In Age of Empires III, there are eight different countries that you can play as. Throughout most of the game, around 90 percent of the units on both sides will be the same. The differentiating factors for each country are a handful of unique units and some varying economic boons or banes. This is the same formula that the previous

Age of Empires games used, and as it wasn’t broken, the developers saw no need to fix it. It offers the same depth and dynamic playability here that it did in the previous titles.

While this is all good and well for the large Single Player Campaign, the real meat of the game lies in its Multiplayer capabilities and how players fight with and react to one another. Surprisingly, Age of Empires III seems like a "dumbed down" version of the previous games. Your need to increase experience for reinforcements, along with some old features being cut, and nigh impossible rushes gives multiplayer a much more sluggish pace than what we’re used to.


Difficulty:

Despite the lesser depth than its predecessors, Age of Empires III still has a fairly steep learning curve. This is due in most part to the large tech tree and the amount of customizability you can perform on your Home City. The instruction book is also fairly thick, but thankfully the tutorials are informative enough to get you started quickly. Expect to put a lot of time into the learning phase of this game.

Game Mechanics:

At first glance, Age of Empires III appears to be a solidly put together RTS. However, the interface is actually much less useful than in other games. It is large and clunky; it attempts to display too much information at once in an effort to rid the need of any type of navigation through sub menus. Instead of making things easier by compartmentalizing them, the player is bombarded with information on an interface menu that takes up almost a third of the screen.

Other indicators to the "dumbing down" of Age of Empires III are the lack of any unit stances and the useless group banners that appear at the top of your screen. All traces of unit stances have been removed from this game, so you are left to rely on the skittish AI when you get into tricky situations. This causes some units in groups to attack enemies while leaving their friends behind, and in the end forces the player to commit more unnecessary micromanagement. The inclusion of group banners at the top of the screen is another futile attempt to simplify the gameplay, as they are uninformative and awkward to refer to in the heat of battle.

Ensemble Studios Online, otherwise referred to as ESO, is the portal with which players can access online matches. ESO is more than just a way to find opponents, though. When you first access it, you create a profile and customize your Home City. This process allows you to alter the cards and reinforcements you will use in a game, right down to how the buildings look and who walks around on the street. Your city levels up as you play games and gather experience, and this is how you are ranked online and how you are matched with players of equal skill.

While the persistent Home City is a nice feature, it’s not the kind of replay value that most people are looking for in a RTS. Despite this new addition, the game feels more shallow than others of the same caliber, including its own prequels.

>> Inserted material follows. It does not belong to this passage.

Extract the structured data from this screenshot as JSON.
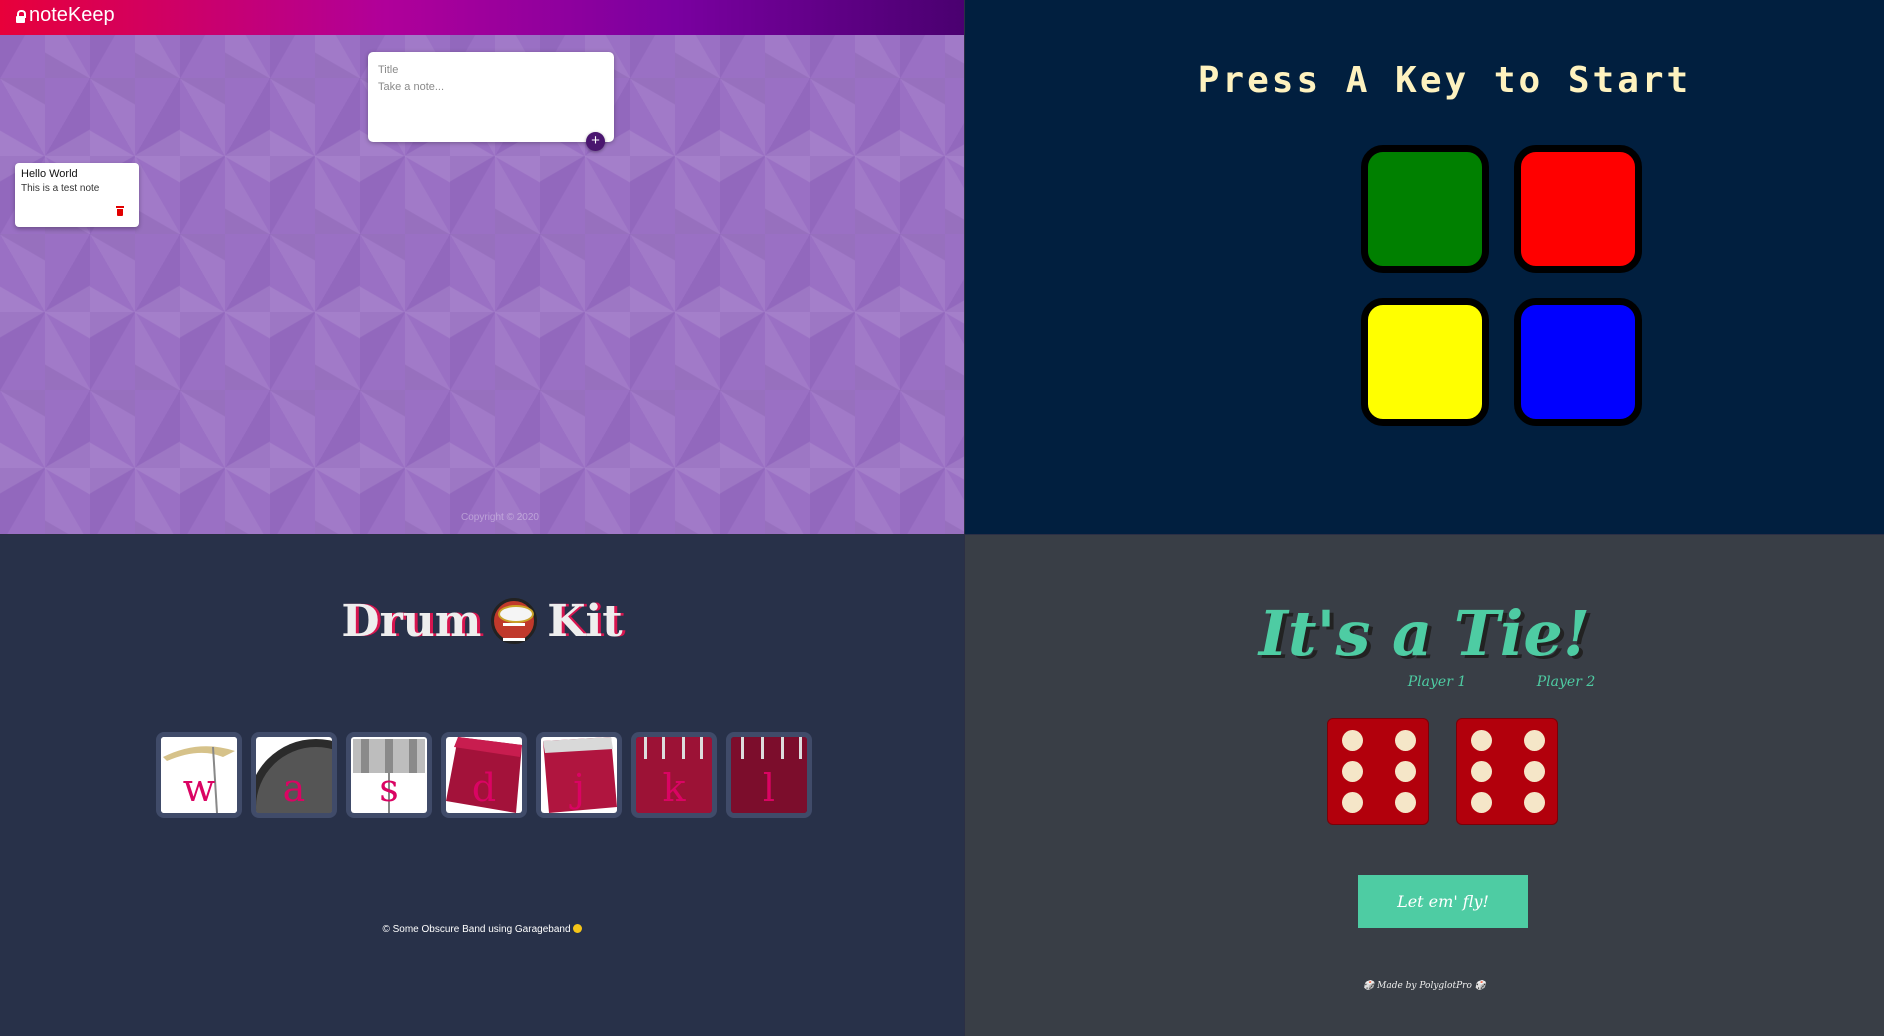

The advancements in the graphics are wonderful, and the addition of the Home City is different and slightly innovative, but the game is actually more suited to newcomers to the genre. Age of Empires III is still a fun game to play, it just doesn’t provide the kind of deep gameplay experience that we have come to expect from this line of games.


-Snow Chainz, GameVortex Communications
AKA Andrew Horwitz

Minimum System Requirements:



Windows XP, 1.4 GHz Processor, 256 MB RAM, 2 GB Hard Disk Space, 64 MB Video Card
 

Test System:



Windows XP, 2.4 GHz Processor, 1GB RAM, 256 MB GeForce 6800 GT Video Card, 160 GB Hard Drive, Cable Modem Internet Connection

Windows 80 Days Windows Mall Tycoon 3

 
Game Vortex :: PSIllustrated